These activities had not been uncommon in Texas before the boom, but the wealth brought by the oil industry, as well as difficulties in enhancing the laws and the law enforcement agencies, created many new opportunities for illegal businesses and organized crime.
The onset of Prohibition and the state government's reluctance to enforce vice laws only encouraged the growth of gambling and bootlegging during this period.
Bigotry, though, was never far from the group's agenda. Conservative views among the early business leaders in Texas led them to help finance the emergence of the modern Christian right and the American conservative movement.
The wildcatters not only wasted the valuable resource, but created avoidable environmental contamination with the numerous oil strikes. The rush to extract oil frequently led to the construction of poor storage facilities where leaks were common and water pollution became a serious issue.
Parallel to this, the clearing of fields for oil exploration and the demand for lumber to be used in new construction, all of which followed major logging activities in the 19th century, destroyed most of the once dense forest lands in the state. Industrial activities, which had little regulation, created substantial air pollution.
The practice of burning off gas pockets in new oil fields was common, thus increasing the problem.
As the Houston area came to be the most heavily industrialized area in the state, it accumulated the most serious air quality issues. By the s, airline pilots were able to use lines of haze in the air to navigate into the city. Though industrial sources were major sources of pollution, urbanization around the bay also contributed significantly to pollution levels.

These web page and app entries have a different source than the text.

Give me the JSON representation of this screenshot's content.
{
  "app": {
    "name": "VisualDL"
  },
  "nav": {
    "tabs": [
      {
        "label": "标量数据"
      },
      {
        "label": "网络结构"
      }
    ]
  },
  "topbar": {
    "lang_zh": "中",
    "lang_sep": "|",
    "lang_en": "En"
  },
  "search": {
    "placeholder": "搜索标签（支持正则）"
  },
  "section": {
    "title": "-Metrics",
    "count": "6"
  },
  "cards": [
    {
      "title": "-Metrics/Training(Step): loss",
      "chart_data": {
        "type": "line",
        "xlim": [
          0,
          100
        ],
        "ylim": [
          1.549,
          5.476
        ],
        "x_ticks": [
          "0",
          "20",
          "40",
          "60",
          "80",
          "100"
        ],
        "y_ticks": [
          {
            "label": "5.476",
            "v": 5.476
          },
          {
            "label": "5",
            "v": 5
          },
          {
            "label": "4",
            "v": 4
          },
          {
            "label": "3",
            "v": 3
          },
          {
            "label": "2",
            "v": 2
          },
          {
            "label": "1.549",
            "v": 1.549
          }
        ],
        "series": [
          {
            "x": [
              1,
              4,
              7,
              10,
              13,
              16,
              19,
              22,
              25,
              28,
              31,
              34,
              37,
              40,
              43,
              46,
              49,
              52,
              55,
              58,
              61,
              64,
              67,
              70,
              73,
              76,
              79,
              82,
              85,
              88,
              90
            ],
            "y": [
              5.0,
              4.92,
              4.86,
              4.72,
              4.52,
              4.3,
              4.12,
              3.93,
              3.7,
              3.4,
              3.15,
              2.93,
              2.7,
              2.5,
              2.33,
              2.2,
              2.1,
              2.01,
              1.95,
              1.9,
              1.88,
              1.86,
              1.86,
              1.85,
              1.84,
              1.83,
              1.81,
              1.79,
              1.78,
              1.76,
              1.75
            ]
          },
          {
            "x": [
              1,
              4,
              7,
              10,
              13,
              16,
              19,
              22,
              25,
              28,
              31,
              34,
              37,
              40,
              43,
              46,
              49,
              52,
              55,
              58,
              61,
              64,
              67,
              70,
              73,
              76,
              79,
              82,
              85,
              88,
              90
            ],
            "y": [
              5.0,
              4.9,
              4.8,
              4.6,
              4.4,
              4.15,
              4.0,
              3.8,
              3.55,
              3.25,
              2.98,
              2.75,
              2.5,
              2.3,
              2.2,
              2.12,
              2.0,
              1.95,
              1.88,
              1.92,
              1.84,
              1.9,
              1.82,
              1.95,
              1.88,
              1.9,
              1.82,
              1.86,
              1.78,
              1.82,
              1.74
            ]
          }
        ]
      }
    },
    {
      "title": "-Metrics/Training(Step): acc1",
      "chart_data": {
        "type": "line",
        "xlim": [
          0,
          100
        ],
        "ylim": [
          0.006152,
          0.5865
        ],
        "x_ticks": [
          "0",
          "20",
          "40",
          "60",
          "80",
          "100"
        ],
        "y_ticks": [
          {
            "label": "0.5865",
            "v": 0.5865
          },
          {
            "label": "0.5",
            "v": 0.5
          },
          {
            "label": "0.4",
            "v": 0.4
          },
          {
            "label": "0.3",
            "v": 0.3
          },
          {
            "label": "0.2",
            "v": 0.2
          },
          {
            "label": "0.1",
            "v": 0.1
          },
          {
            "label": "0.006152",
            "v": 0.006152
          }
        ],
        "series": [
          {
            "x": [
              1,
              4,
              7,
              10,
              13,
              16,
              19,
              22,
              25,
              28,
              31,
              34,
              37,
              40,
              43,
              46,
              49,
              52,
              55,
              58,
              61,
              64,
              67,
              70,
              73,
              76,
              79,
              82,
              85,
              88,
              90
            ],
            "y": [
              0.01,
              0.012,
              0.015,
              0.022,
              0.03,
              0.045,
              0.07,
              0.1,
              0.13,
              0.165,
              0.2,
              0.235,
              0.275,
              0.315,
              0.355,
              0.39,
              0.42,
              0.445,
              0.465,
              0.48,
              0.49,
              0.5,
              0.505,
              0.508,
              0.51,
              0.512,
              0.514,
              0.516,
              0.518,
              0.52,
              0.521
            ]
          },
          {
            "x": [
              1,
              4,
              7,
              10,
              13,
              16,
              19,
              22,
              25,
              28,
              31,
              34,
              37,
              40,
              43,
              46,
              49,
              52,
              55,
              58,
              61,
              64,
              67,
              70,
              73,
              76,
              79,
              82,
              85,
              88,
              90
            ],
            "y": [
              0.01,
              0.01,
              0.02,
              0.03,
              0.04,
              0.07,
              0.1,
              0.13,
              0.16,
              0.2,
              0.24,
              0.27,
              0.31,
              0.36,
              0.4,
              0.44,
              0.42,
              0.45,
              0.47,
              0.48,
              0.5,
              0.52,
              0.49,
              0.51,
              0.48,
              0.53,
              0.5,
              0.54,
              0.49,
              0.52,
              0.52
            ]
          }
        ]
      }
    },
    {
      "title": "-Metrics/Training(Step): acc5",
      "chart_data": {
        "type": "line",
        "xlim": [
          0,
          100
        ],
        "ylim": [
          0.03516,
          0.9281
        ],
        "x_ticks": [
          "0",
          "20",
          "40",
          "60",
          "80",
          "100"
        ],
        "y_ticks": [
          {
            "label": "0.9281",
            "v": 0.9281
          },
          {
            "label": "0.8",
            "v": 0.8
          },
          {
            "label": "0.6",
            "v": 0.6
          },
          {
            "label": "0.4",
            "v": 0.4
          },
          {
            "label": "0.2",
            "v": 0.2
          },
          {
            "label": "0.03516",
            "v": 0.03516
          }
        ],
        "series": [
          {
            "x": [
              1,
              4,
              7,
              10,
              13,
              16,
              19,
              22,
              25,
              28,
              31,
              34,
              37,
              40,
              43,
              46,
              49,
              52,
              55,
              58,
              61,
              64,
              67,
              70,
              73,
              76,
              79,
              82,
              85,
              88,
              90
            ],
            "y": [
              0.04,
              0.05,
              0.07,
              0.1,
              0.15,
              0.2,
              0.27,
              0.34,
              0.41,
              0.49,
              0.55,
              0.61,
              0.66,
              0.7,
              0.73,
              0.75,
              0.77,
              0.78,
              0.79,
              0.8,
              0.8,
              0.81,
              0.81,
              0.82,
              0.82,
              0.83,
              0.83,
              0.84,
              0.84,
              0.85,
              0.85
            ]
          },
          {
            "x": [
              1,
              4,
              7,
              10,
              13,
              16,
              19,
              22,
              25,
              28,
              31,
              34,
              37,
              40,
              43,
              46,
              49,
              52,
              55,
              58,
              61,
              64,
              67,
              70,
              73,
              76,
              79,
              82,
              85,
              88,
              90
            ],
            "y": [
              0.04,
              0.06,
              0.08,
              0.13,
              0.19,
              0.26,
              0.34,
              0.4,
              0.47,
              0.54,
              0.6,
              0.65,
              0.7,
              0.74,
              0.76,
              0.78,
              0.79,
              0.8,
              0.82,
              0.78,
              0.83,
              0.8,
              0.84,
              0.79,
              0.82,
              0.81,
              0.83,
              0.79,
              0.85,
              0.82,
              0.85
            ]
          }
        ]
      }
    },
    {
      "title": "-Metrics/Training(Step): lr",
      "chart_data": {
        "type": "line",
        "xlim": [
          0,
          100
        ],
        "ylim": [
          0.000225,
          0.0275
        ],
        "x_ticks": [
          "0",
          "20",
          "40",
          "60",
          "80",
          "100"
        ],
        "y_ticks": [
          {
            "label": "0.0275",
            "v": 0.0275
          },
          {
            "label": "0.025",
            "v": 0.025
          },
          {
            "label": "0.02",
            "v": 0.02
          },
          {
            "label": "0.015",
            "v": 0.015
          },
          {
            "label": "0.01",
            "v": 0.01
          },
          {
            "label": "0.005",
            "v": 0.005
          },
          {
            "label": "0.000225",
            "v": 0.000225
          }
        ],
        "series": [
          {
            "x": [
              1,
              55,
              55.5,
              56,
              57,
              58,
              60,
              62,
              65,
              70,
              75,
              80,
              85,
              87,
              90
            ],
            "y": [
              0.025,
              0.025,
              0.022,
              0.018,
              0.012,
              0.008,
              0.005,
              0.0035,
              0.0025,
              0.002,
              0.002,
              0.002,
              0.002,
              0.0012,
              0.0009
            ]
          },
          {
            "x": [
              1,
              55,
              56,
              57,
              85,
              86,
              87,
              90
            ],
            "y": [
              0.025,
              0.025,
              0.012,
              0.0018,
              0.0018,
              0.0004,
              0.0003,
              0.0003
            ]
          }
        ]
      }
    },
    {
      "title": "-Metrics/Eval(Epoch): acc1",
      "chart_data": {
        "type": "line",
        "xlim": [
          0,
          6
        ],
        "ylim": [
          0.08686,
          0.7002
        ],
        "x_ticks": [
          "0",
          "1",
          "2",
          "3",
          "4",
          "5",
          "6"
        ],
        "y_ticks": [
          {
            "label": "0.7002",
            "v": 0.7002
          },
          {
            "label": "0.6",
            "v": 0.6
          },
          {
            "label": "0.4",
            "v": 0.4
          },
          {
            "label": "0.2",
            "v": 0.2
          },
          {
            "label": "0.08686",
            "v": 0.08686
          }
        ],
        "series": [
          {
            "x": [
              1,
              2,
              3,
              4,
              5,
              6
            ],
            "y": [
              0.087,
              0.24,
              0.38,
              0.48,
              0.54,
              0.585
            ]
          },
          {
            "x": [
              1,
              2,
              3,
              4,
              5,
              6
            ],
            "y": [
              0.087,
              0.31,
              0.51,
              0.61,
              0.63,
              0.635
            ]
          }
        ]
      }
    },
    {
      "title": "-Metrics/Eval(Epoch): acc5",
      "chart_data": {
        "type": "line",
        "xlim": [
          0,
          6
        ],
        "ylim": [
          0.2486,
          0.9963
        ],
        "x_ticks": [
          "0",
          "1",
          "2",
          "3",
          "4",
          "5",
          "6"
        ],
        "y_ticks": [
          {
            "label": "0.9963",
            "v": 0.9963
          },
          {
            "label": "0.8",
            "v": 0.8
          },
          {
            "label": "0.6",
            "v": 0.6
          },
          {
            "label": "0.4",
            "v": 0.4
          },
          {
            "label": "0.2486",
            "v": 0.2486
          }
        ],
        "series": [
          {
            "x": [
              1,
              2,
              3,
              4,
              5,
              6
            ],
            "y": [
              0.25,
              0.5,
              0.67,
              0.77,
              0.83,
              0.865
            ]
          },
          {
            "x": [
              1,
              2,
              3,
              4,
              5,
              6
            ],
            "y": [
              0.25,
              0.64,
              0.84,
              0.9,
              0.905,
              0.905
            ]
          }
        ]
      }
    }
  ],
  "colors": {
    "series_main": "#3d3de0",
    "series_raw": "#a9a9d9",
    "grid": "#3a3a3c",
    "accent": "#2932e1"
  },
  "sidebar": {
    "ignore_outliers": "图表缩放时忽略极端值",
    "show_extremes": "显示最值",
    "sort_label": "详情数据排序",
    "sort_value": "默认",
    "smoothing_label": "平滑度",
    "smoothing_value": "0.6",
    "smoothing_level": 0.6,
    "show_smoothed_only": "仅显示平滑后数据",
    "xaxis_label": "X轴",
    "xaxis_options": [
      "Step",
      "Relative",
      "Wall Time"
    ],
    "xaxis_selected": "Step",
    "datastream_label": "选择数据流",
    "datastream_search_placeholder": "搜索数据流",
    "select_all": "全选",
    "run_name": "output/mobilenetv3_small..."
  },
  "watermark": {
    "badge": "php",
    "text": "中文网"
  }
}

In recent decades, most of the pollution in the bay is the result of storm run-off from various smaller commercial, agricultural, and residential sources, as opposed to the major industrial complexes.Accountability and enforcement needed.
Amending Chapter 11 is a start, but there is more to be done to fix NAFTA's environmental provisions—most of which are actually relegated to a side agreement, the North American Agreement on Environmental Cooperation (NAAEC). The NAAEC was adopted to improve on the weak environmental provisions .
African Growth and Opportunity Act.
The African Growth and Opportunity Act (AGOA) was signed into law on May 18, as Title 1 of The Trade and Development Act of Mar 11, · "NAFTA led to an expansion of deforestation and unsustainable water use in order to support export-oriented agriculture.
It gave massive rights to corporations to challenge environmental and. Effective January 1, , the North American Free Trade Agreement (NAFTA) eliminated trade barriers and most tariffs to promote more commerce between the U.S., Canada, and Mexico. NAFTA opened new business opportunities by Environmental Enforcement.
1. Environmental Cooperation. The. ” and. Environmental concerns were afterthoughts to NAFTA, forced on the governments by environmental and labor groups. In response, the three governments wrote sustainable development into NAFTA’s preamble, strengthened sanitary and phytosanitary (plant health) trade requirements, and vowed that NAFTA would not drive down the region’s .
“NAFTA was signed by Bill Clinton. NAFTA has been a catastrophe, an absolute catastrophe for our country.” —Donald Trump, interview with Bret Baier of Fox News, May 6,